At restaurants: Kids' menu items contain plenty of dyes: Lemonade, sugar-free lemonade, caramel dip, chips, pickles, rice, sauces, condiments, cookies, frozen yogurt, ice cream, "fruit" punch, and juice. Be wary of water taps that do double duty with highly dyed soda. We always bring dye-free, sugar-free drink mix packets.


5: Synthetic dyes are not vegan due to continual animal testing.


I found this out after getting the one and only spray tan of my life. If you have a special occasion coming up and want a more natural glow, do an online search for "organic spray tans."


6: Petroleum dyes are in white liquids and foods, such as coffee creamer and marshmallows.


7: Medicines such as pain killers, fever reducers, and allergy treatments (Benadryl) may contain synthetic dyes.


Ask for dye-free versions of prescriptions from your doctor or pharmacist.


8: Products with the label "made with organic ingredients" may still contain synthetic dyes.

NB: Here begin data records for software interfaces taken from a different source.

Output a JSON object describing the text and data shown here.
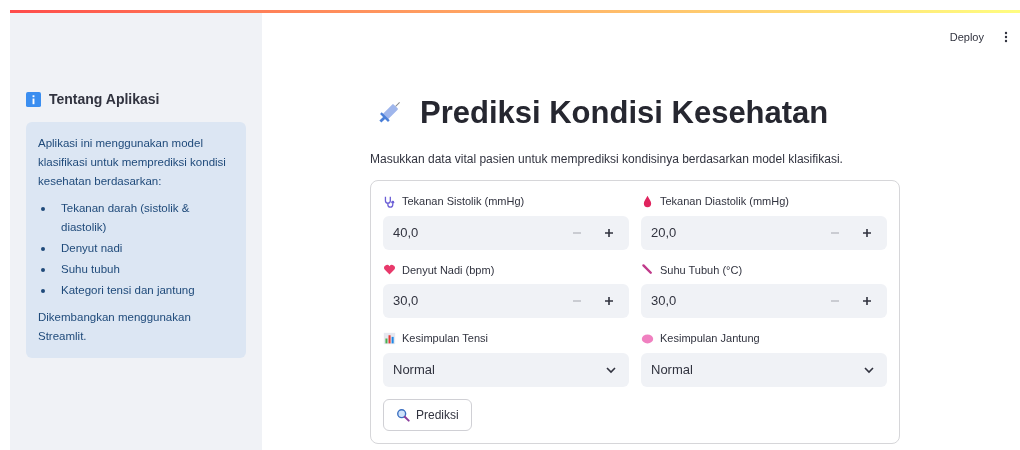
{
  "header": {
    "deploy": "Deploy"
  },
  "sidebar": {
    "title": "Tentang Aplikasi",
    "intro": "Aplikasi ini menggunakan model klasifikasi untuk memprediksi kondisi kesehatan berdasarkan:",
    "items": [
      "Tekanan darah (sistolik & diastolik)",
      "Denyut nadi",
      "Suhu tubuh",
      "Kategori tensi dan jantung"
    ],
    "footer": "Dikembangkan menggunakan Streamlit."
  },
  "main": {
    "title": "Prediksi Kondisi Kesehatan",
    "subtitle": "Masukkan data vital pasien untuk memprediksi kondisinya berdasarkan model klasifikasi.",
    "fields": [
      {
        "kind": "number",
        "label": "Tekanan Sistolik (mmHg)",
        "value": "40,0",
        "minus_disabled": true
      },
      {
        "kind": "number",
        "label": "Tekanan Diastolik (mmHg)",
        "value": "20,0",
        "minus_disabled": true
      },
      {
        "kind": "number",
        "label": "Denyut Nadi (bpm)",
        "value": "30,0",
        "minus_disabled": true
      },
      {
        "kind": "number",
        "label": "Suhu Tubuh (°C)",
        "value": "30,0",
        "minus_disabled": true
      },
      {
        "kind": "select",
        "label": "Kesimpulan Tensi",
        "value": "Normal"
      },
      {
        "kind": "select",
        "label": "Kesimpulan Jantung",
        "value": "Normal"
      }
    ],
    "button": "Prediksi"
  }
}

Buying 100% certified organic products are an easy way to avoid food coloring.


9: "Caramel coloring" isn't natural.


It's sugar that has been highly processed with ammonia and sulfites. It has been shown to produce two carcinogenic chemicals in the body (related to lung, liver, and thyroid cancer, and leukemia). It's used in soda, tea, beer, liquor, baked goods, sauces and dips, dressings, gravies, and candy. I found it in NUMEROUS "healthy" products at two well-known "natural" grocery chains. 10: The largest American food manufacturers are already selling dye-free versions of their popular products in other countries. Yes, they do have the means to change their production methods ... it's just cheaper to use chemicals. And our government hasn't been as proactive in encouraging a switch.